(Phys.org) -- In the natural world, it seems randomness is all around. Walk through a forest for example and it appears completely random, despite the fact that natural patterns emerge at almost every turn. In the human world, randomness is valued by all manner of people in a variety of circumstances, from testers of systems to ensure that weaknesses show up before products are sold to the public, to cryptologists, to those that run casinos where randomness ensures the house will win far more often than not. Unfortunately, guaranteeing true randomness is not something that comes easy. Take the lowly coin toss for example. A slight difference in weight on the “heads” side may cause the “tales” side to turn up a hundredth of a percentage point more often. Because of this, new work by a pair of physicists is catching the attention of people across a wide swath of interests.
Roger Colbeck and Renato Renner, as they describe in their paper published in Nature Physics, have figured out a way to virtually guarantee randomness in a constant stream of information. They say their technique can also transform a stream of not quite random data, to one that is truly random.
Their work is based on experiments done with quantum entanglement, whereby two particles appear to coexist in separate places. What happens to one, happens to the other at exactly the same time. Scientists don’t yet know how it happens, but they are now able to make it happen whenever they want. In looking at studies of quantum entanglement, Colbeck and Renner noted that physicists involved in the study tended to assume that the measurements used to study the phenomenon were originally random.
Because of this, the two calculated what would likely happen if a stream of data that was only partially random was correlated with other variables, thus ensuring that bits of information would not be random.

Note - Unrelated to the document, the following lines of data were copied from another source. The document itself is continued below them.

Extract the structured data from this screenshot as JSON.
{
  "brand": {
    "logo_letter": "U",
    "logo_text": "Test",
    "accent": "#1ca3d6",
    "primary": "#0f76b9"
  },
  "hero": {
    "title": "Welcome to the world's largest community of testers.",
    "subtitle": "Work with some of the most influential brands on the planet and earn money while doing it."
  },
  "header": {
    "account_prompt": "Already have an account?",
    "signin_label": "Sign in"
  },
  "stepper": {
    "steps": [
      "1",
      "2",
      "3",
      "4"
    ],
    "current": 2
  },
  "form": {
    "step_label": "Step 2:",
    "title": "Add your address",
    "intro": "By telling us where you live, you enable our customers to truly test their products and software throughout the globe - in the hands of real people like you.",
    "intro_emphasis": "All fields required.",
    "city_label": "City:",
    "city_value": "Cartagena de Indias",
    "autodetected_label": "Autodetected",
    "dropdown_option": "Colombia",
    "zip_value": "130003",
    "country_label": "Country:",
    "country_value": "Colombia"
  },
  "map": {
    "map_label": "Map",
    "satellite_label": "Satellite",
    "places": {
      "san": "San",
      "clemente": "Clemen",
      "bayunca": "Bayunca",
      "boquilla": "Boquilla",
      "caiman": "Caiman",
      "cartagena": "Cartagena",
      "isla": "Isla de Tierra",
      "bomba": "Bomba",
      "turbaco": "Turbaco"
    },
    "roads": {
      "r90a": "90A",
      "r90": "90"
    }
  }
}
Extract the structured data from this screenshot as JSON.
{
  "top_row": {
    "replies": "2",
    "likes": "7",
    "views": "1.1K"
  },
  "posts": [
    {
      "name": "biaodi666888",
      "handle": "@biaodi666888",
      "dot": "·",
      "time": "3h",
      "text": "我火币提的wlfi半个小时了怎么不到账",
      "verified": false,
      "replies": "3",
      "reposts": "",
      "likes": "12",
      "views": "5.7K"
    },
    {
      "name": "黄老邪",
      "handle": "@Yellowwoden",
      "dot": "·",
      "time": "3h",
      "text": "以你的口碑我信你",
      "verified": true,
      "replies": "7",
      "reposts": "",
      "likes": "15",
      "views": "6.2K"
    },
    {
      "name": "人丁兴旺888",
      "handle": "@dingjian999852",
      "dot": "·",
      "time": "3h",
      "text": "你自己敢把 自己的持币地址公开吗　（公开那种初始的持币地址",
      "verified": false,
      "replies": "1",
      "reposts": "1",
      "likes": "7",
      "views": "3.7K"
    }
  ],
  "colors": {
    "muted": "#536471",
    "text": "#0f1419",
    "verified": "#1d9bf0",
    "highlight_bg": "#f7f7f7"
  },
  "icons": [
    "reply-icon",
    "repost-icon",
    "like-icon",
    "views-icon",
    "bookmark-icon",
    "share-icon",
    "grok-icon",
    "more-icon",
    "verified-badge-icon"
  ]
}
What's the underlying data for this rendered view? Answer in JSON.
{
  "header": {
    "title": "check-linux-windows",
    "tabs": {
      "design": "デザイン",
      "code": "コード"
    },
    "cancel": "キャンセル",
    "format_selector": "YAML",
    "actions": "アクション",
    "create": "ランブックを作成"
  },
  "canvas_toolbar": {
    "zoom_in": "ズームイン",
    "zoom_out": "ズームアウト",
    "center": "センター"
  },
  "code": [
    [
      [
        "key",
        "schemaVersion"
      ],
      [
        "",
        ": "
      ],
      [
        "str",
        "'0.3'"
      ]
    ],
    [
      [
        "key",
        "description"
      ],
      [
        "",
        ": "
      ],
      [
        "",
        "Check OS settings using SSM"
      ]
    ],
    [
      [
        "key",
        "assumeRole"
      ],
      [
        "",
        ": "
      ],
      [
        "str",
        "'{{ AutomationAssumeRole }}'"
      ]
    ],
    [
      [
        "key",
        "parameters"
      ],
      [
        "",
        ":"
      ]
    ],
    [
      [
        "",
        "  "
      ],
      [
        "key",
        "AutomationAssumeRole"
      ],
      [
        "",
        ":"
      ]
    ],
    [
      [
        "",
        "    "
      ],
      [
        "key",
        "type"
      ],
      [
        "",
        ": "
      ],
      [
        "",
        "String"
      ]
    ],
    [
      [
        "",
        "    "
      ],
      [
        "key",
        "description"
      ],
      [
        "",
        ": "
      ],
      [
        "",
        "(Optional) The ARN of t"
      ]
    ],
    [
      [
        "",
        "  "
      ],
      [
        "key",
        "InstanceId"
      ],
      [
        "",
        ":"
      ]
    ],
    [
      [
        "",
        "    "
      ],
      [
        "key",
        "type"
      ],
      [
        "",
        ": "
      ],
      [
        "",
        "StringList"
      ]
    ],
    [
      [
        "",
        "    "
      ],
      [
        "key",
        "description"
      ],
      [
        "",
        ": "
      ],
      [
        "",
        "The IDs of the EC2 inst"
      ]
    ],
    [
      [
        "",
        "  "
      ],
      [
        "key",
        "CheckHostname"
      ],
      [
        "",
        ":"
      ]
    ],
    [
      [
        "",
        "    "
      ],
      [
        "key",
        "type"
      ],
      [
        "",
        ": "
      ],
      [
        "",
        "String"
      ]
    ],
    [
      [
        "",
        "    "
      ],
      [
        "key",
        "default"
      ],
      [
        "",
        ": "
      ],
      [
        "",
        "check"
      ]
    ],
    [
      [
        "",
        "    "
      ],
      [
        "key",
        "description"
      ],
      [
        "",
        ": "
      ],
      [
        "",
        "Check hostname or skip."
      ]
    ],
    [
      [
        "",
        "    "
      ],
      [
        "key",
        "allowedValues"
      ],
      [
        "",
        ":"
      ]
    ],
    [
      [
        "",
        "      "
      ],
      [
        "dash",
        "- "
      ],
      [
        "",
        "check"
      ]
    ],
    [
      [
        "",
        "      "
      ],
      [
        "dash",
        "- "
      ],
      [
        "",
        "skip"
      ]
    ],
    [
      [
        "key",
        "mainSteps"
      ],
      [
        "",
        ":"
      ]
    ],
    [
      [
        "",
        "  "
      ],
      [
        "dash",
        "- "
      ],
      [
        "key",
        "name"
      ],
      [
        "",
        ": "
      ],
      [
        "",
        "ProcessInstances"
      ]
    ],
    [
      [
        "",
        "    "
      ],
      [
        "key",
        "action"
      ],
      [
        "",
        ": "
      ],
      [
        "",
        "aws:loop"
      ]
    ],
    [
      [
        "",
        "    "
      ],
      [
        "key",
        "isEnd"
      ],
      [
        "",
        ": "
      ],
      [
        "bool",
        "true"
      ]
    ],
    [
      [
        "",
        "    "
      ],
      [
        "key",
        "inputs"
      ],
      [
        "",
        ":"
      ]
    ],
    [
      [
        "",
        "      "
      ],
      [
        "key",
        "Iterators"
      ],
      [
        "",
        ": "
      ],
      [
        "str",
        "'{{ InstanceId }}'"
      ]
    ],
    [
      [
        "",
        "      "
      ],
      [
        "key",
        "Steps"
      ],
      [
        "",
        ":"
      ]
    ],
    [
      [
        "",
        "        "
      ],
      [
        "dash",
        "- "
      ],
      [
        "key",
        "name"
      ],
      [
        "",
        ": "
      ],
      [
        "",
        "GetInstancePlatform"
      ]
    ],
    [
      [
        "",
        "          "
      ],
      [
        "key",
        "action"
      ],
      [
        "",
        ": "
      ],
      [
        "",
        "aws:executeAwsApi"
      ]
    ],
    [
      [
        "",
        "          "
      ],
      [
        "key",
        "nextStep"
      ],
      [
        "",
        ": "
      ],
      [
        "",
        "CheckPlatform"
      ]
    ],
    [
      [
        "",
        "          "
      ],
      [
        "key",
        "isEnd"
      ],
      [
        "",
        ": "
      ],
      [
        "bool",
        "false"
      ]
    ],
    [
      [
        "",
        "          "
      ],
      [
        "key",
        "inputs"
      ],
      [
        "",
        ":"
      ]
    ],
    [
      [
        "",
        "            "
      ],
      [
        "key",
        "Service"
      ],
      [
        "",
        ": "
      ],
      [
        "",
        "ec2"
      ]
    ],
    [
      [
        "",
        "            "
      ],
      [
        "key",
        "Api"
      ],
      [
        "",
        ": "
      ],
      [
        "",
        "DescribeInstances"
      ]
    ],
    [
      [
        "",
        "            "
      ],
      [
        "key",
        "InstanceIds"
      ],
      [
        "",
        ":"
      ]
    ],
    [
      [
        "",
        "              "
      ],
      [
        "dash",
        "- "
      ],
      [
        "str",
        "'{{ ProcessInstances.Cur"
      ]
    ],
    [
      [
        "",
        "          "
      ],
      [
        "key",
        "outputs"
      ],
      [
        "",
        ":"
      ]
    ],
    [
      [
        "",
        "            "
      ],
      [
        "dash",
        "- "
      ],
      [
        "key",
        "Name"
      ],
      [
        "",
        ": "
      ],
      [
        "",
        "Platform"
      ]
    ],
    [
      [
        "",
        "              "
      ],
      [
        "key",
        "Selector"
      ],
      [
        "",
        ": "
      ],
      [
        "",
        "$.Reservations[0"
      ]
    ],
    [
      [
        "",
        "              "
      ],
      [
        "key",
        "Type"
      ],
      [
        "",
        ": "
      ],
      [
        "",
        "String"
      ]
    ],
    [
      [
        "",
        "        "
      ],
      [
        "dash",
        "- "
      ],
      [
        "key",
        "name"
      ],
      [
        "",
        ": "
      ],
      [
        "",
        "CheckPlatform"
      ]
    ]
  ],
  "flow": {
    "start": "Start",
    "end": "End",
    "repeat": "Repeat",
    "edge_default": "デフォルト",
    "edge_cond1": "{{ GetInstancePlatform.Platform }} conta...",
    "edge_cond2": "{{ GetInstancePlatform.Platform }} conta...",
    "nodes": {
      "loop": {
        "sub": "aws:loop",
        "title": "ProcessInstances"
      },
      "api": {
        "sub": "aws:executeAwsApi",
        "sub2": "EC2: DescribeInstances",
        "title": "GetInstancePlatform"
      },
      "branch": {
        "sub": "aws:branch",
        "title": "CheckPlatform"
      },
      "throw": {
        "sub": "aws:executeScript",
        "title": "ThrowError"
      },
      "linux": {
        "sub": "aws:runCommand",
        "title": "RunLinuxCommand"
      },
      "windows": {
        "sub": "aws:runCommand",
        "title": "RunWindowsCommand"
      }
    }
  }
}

If those bits of information were used to choose measurements on paired particles that were entangled that were caused to go down different paths the outcome would have to be independent of the other variables, which would mean true randomness had been achieved.
The two say that this process could be applied to real world data to create true random data streams that could be used in virtually any application that requires the use of truly random numbers.
Explore further: Toward practical quantum computers: Technique extends duration of fragile quantum states
More information: Free randomness can be amplified, Nature Physics (2012) doi:10.1038/nphys2300
Are there fundamentally random processes in nature? Theoretical predictions, confirmed experimentally, such as the violation of Bell inequalities, point to an affirmative answer. However, these results are based on the assumption that measurement settings can be chosen freely at random, so assume the existence of perfectly free random processes from the outset. Here we consider a scenario in which this assumption is weakened and show that partially free random bits can be amplified to make arbitrarily free ones. More precisely, given a source of random bits whose correlation with other variables is below a certain threshold, we propose a procedure for generating fresh random bits that are virtually uncorrelated with all other variables. We also conjecture that such procedures exist for any non-trivial threshold. Our result is based solely on the no-signalling principle, which is necessary for the existence of free randomness.